- Opening Delimiter -
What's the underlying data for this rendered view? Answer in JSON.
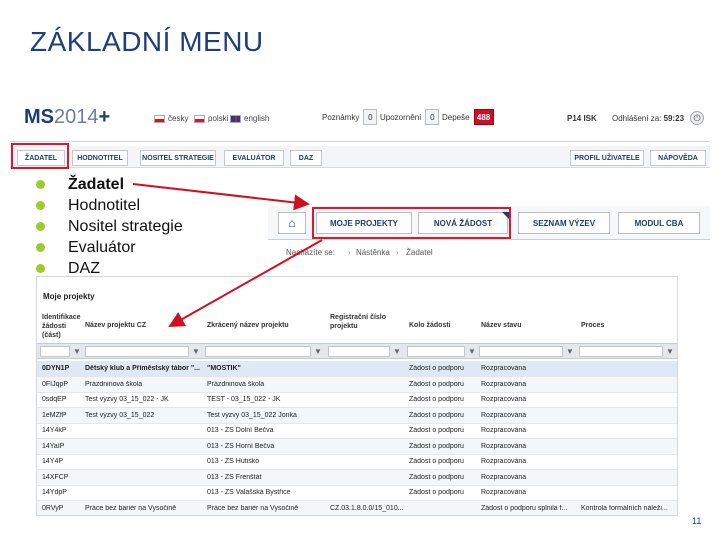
{
  "slide": {
    "title": "ZÁKLADNÍ MENU",
    "page_number": "11"
  },
  "header": {
    "logo_main": "MS",
    "logo_year": "2014",
    "logo_plus": "+",
    "languages": [
      "česky",
      "polski",
      "english"
    ],
    "notes_label": "Poznámky",
    "notes_count": "0",
    "alerts_label": "Upozornění",
    "alerts_count": "0",
    "messages_label": "Depeše",
    "messages_count": "488",
    "user": "P14 ISK",
    "logout_label": "Odhlášení za:",
    "logout_time": "59:23"
  },
  "topnav": {
    "items": [
      "ŽADATEL",
      "HODNOTITEL",
      "NOSITEL STRATEGIE",
      "EVALUÁTOR",
      "DAZ"
    ],
    "right": [
      "PROFIL UŽIVATELE",
      "NÁPOVĚDA"
    ]
  },
  "bullets": [
    "Žadatel",
    "Hodnotitel",
    "Nositel strategie",
    "Evaluátor",
    "DAZ"
  ],
  "subnav": {
    "items": [
      "MOJE PROJEKTY",
      "NOVÁ ŽÁDOST",
      "SEZNAM VÝZEV",
      "MODUL CBA"
    ]
  },
  "breadcrumb": [
    "Nacházíte se:",
    "Nástěnka",
    "Žadatel"
  ],
  "table": {
    "title": "Moje projekty",
    "headers": [
      "Identifikace žádosti (část)",
      "Název projektu CZ",
      "Zkrácený název projektu",
      "Registrační číslo projektu",
      "Kolo žádosti",
      "Název stavu",
      "Proces"
    ],
    "rows": [
      [
        "0DYN1P",
        "Dětský klub a Příměstský tábor \"...",
        "\"MOSTÍK\"",
        "",
        "Žádost o podporu",
        "Rozpracována",
        ""
      ],
      [
        "0FIJqpP",
        "Prázdninová škola",
        "Prázdninová škola",
        "",
        "Žádost o podporu",
        "Rozpracována",
        ""
      ],
      [
        "0sdqEP",
        "Test výzvy 03_15_022 - JK",
        "TEST - 03_15_022 - JK",
        "",
        "Žádost o podporu",
        "Rozpracována",
        ""
      ],
      [
        "1eMZfP",
        "Test výzvy 03_15_022",
        "Test výzvy 03_15_022 Jonka",
        "",
        "Žádost o podporu",
        "Rozpracována",
        ""
      ],
      [
        "14Y4kP",
        "",
        "013 - ZŠ Dolní Bečva",
        "",
        "Žádost o podporu",
        "Rozpracována",
        ""
      ],
      [
        "14YaIP",
        "",
        "013 - ZŠ Horní Bečva",
        "",
        "Žádost o podporu",
        "Rozpracována",
        ""
      ],
      [
        "14Y4P",
        "",
        "013 - ZŠ Hutisko",
        "",
        "Žádost o podporu",
        "Rozpracována",
        ""
      ],
      [
        "14XFCP",
        "",
        "013 - ZŠ Frenštát",
        "",
        "Žádost o podporu",
        "Rozpracována",
        ""
      ],
      [
        "14YdpP",
        "",
        "013 - ZŠ Valašská Bystřice",
        "",
        "Žádost o podporu",
        "Rozpracována",
        ""
      ],
      [
        "0RVyP",
        "Práce bez bariér na Vysočině",
        "Práce bez bariér na Vysočině",
        "CZ.03.1.8.0.0/15_010...",
        "",
        "Žádost o podporu splnila f...",
        "Kontrola formálních náleži..."
      ]
    ]
  }
}
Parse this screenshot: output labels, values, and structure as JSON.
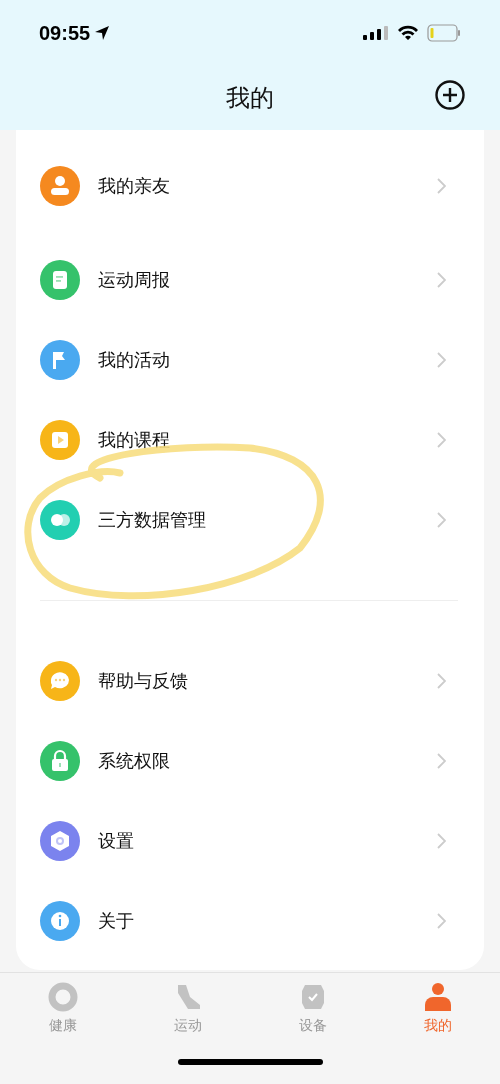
{
  "status_bar": {
    "time": "09:55"
  },
  "header": {
    "title": "我的"
  },
  "sections": [
    {
      "items": [
        {
          "label": "我的亲友",
          "color": "#f5891f"
        }
      ]
    },
    {
      "items": [
        {
          "label": "运动周报",
          "color": "#35c26b"
        },
        {
          "label": "我的活动",
          "color": "#4aa9f0"
        },
        {
          "label": "我的课程",
          "color": "#f7b518"
        },
        {
          "label": "三方数据管理",
          "color": "#22cfb1"
        }
      ]
    },
    {
      "items": [
        {
          "label": "帮助与反馈",
          "color": "#f7b518"
        },
        {
          "label": "系统权限",
          "color": "#35c26b"
        },
        {
          "label": "设置",
          "color": "#7b83ee"
        },
        {
          "label": "关于",
          "color": "#4aa9f0"
        }
      ]
    }
  ],
  "tab_bar": [
    {
      "label": "健康",
      "selected": false
    },
    {
      "label": "运动",
      "selected": false
    },
    {
      "label": "设备",
      "selected": false
    },
    {
      "label": "我的",
      "selected": true
    }
  ]
}
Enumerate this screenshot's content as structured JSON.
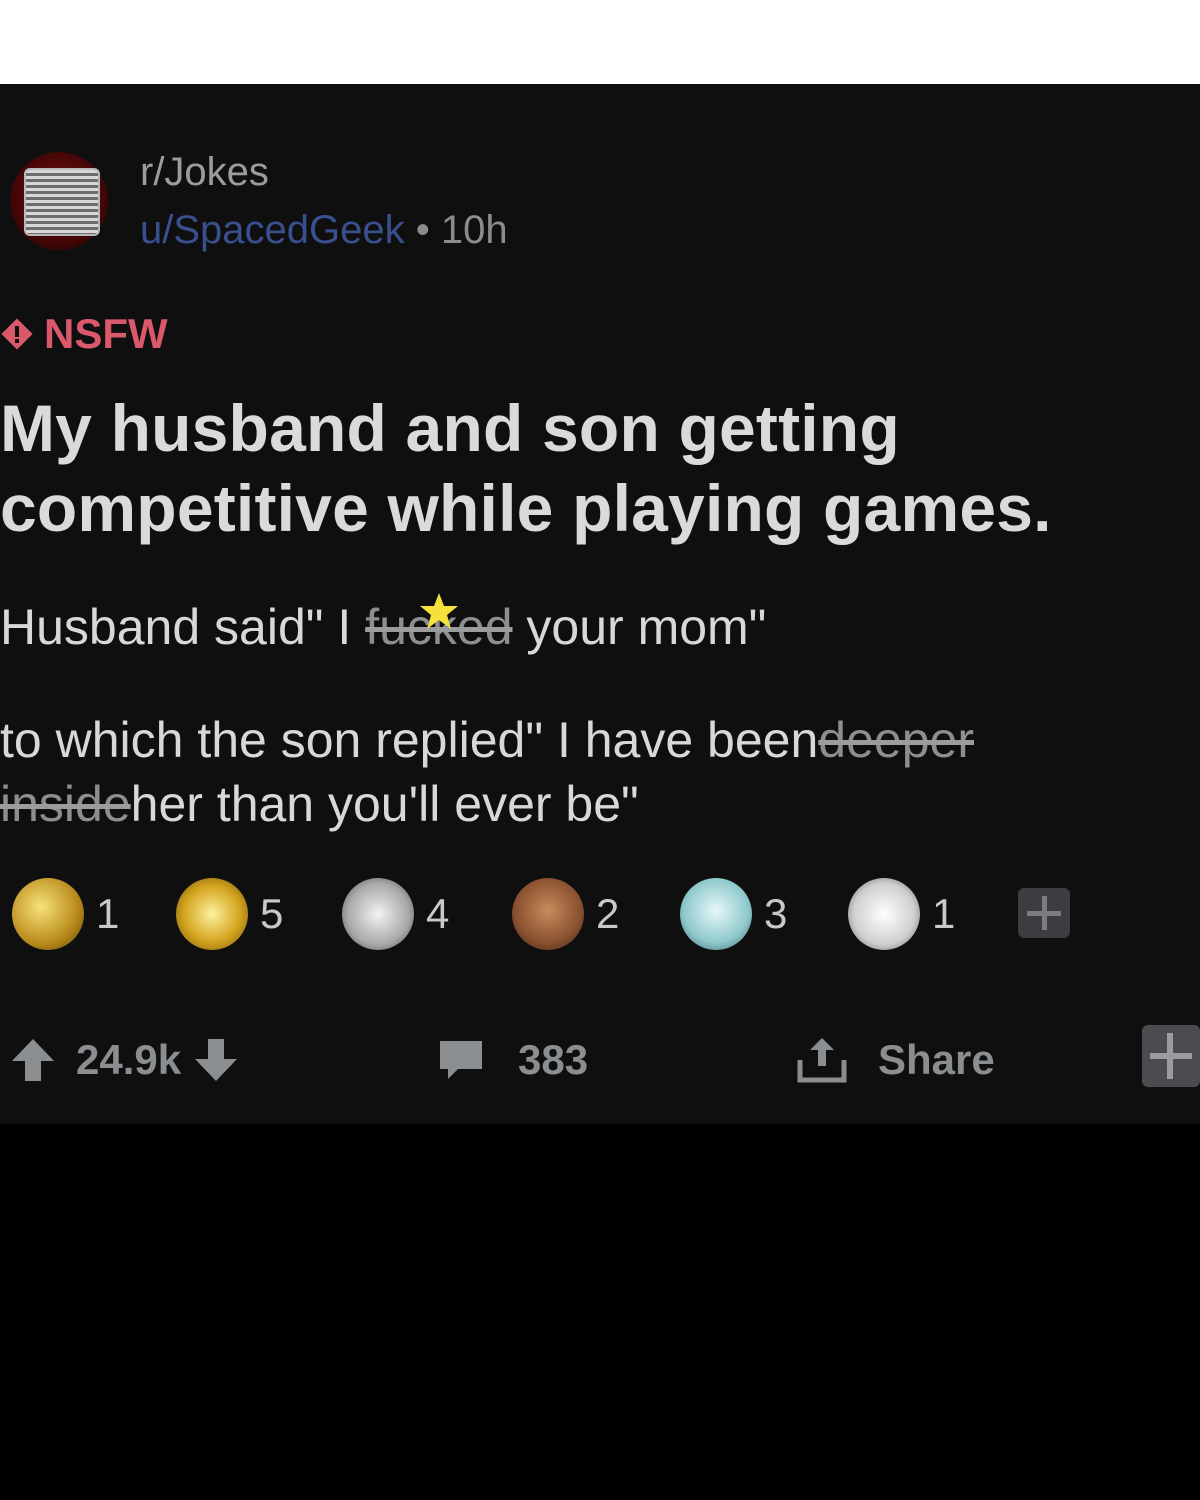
{
  "post": {
    "subreddit": "r/Jokes",
    "author": "u/SpacedGeek",
    "separator": "•",
    "age": "10h",
    "flair": "NSFW",
    "title": "My husband and son getting competitive while playing games.",
    "line1": {
      "before": "Husband said\" I ",
      "struck": "fucked",
      "after": " your mom\""
    },
    "line2": {
      "before": "to which the son replied\" I have been",
      "struck": "deeper inside",
      "after": "her than you'll ever be\""
    }
  },
  "awards": [
    {
      "icon": "gold-dragon-award-icon",
      "count": "1"
    },
    {
      "icon": "golden-lion-award-icon",
      "count": "5"
    },
    {
      "icon": "applause-hands-award-icon",
      "count": "4"
    },
    {
      "icon": "sloth-award-icon",
      "count": "2"
    },
    {
      "icon": "angel-award-icon",
      "count": "3"
    },
    {
      "icon": "snoo-laugh-award-icon",
      "count": "1"
    }
  ],
  "actions": {
    "votes": "24.9k",
    "comments": "383",
    "share": "Share"
  },
  "colors": {
    "background": "#0f0f10",
    "username": "#3a4f8e",
    "nsfw": "#d9596b",
    "star": "#f5e13c"
  }
}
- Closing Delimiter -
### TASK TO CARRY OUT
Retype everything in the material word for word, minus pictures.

### OUTPUT
What's the underlying data for this rendered view? Answer in JSON.
{
  "slide": {
    "title": "ZÁKLADNÍ MENU",
    "page_number": "11"
  },
  "header": {
    "logo_main": "MS",
    "logo_year": "2014",
    "logo_plus": "+",
    "languages": [
      "česky",
      "polski",
      "english"
    ],
    "notes_label": "Poznámky",
    "notes_count": "0",
    "alerts_label": "Upozornění",
    "alerts_count": "0",
    "messages_label": "Depeše",
    "messages_count": "488",
    "user": "P14 ISK",
    "logout_label": "Odhlášení za:",
    "logout_time": "59:23"
  },
  "topnav": {
    "items": [
      "ŽADATEL",
      "HODNOTITEL",
      "NOSITEL STRATEGIE",
      "EVALUÁTOR",
      "DAZ"
    ],
    "right": [
      "PROFIL UŽIVATELE",
      "NÁPOVĚDA"
    ]
  },
  "bullets": [
    "Žadatel",
    "Hodnotitel",
    "Nositel strategie",
    "Evaluátor",
    "DAZ"
  ],
  "subnav": {
    "items": [
      "MOJE PROJEKTY",
      "NOVÁ ŽÁDOST",
      "SEZNAM VÝZEV",
      "MODUL CBA"
    ]
  },
  "breadcrumb": [
    "Nacházíte se:",
    "Nástěnka",
    "Žadatel"
  ],
  "table": {
    "title": "Moje projekty",
    "headers": [
      "Identifikace žádosti (část)",
      "Název projektu CZ",
      "Zkrácený název projektu",
      "Registrační číslo projektu",
      "Kolo žádosti",
      "Název stavu",
      "Proces"
    ],
    "rows": [
      [
        "0DYN1P",
        "Dětský klub a Příměstský tábor \"...",
        "\"MOSTÍK\"",
        "",
        "Žádost o podporu",
        "Rozpracována",
        ""
      ],
      [
        "0FIJqpP",
        "Prázdninová škola",
        "Prázdninová škola",
        "",
        "Žádost o podporu",
        "Rozpracována",
        ""
      ],
      [
        "0sdqEP",
        "Test výzvy 03_15_022 - JK",
        "TEST - 03_15_022 - JK",
        "",
        "Žádost o podporu",
        "Rozpracována",
        ""
      ],
      [
        "1eMZfP",
        "Test výzvy 03_15_022",
        "Test výzvy 03_15_022 Jonka",
        "",
        "Žádost o podporu",
        "Rozpracována",
        ""
      ],
      [
        "14Y4kP",
        "",
        "013 - ZŠ Dolní Bečva",
        "",
        "Žádost o podporu",
        "Rozpracována",
        ""
      ],
      [
        "14YaIP",
        "",
        "013 - ZŠ Horní Bečva",
        "",
        "Žádost o podporu",
        "Rozpracována",
        ""
      ],
      [
        "14Y4P",
        "",
        "013 - ZŠ Hutisko",
        "",
        "Žádost o podporu",
        "Rozpracována",
        ""
      ],
      [
        "14XFCP",
        "",
        "013 - ZŠ Frenštát",
        "",
        "Žádost o podporu",
        "Rozpracována",
        ""
      ],
      [
        "14YdpP",
        "",
        "013 - ZŠ Valašská Bystřice",
        "",
        "Žádost o podporu",
        "Rozpracována",
        ""
      ],
      [
        "0RVyP",
        "Práce bez bariér na Vysočině",
        "Práce bez bariér na Vysočině",
        "CZ.03.1.8.0.0/15_010...",
        "",
        "Žádost o podporu splnila f...",
        "Kontrola formálních náleži..."
      ]
    ]
  }
}
Parse this screenshot: output labels, values, and structure as JSON.
{
  "status_bar": {
    "time": "09:55"
  },
  "header": {
    "title": "我的"
  },
  "sections": [
    {
      "items": [
        {
          "label": "我的亲友",
          "color": "#f5891f"
        }
      ]
    },
    {
      "items": [
        {
          "label": "运动周报",
          "color": "#35c26b"
        },
        {
          "label": "我的活动",
          "color": "#4aa9f0"
        },
        {
          "label": "我的课程",
          "color": "#f7b518"
        },
        {
          "label": "三方数据管理",
          "color": "#22cfb1"
        }
      ]
    },
    {
      "items": [
        {
          "label": "帮助与反馈",
          "color": "#f7b518"
        },
        {
          "label": "系统权限",
          "color": "#35c26b"
        },
        {
          "label": "设置",
          "color": "#7b83ee"
        },
        {
          "label": "关于",
          "color": "#4aa9f0"
        }
      ]
    }
  ],
  "tab_bar": [
    {
      "label": "健康",
      "selected": false
    },
    {
      "label": "运动",
      "selected": false
    },
    {
      "label": "设备",
      "selected": false
    },
    {
      "label": "我的",
      "selected": true
    }
  ]
}
Enumerate this screenshot's content as structured JSON.
{
  "post": {
    "subreddit": "r/Jokes",
    "author": "u/SpacedGeek",
    "separator": "•",
    "age": "10h",
    "flair": "NSFW",
    "title": "My husband and son getting competitive while playing games.",
    "line1": {
      "before": "Husband said\" I ",
      "struck": "fucked",
      "after": " your mom\""
    },
    "line2": {
      "before": "to which the son replied\" I have been",
      "struck": "deeper inside",
      "after": "her than you'll ever be\""
    }
  },
  "awards": [
    {
      "icon": "gold-dragon-award-icon",
      "count": "1"
    },
    {
      "icon": "golden-lion-award-icon",
      "count": "5"
    },
    {
      "icon": "applause-hands-award-icon",
      "count": "4"
    },
    {
      "icon": "sloth-award-icon",
      "count": "2"
    },
    {
      "icon": "angel-award-icon",
      "count": "3"
    },
    {
      "icon": "snoo-laugh-award-icon",
      "count": "1"
    }
  ],
  "actions": {
    "votes": "24.9k",
    "comments": "383",
    "share": "Share"
  },
  "colors": {
    "background": "#0f0f10",
    "username": "#3a4f8e",
    "nsfw": "#d9596b",
    "star": "#f5e13c"
  }
}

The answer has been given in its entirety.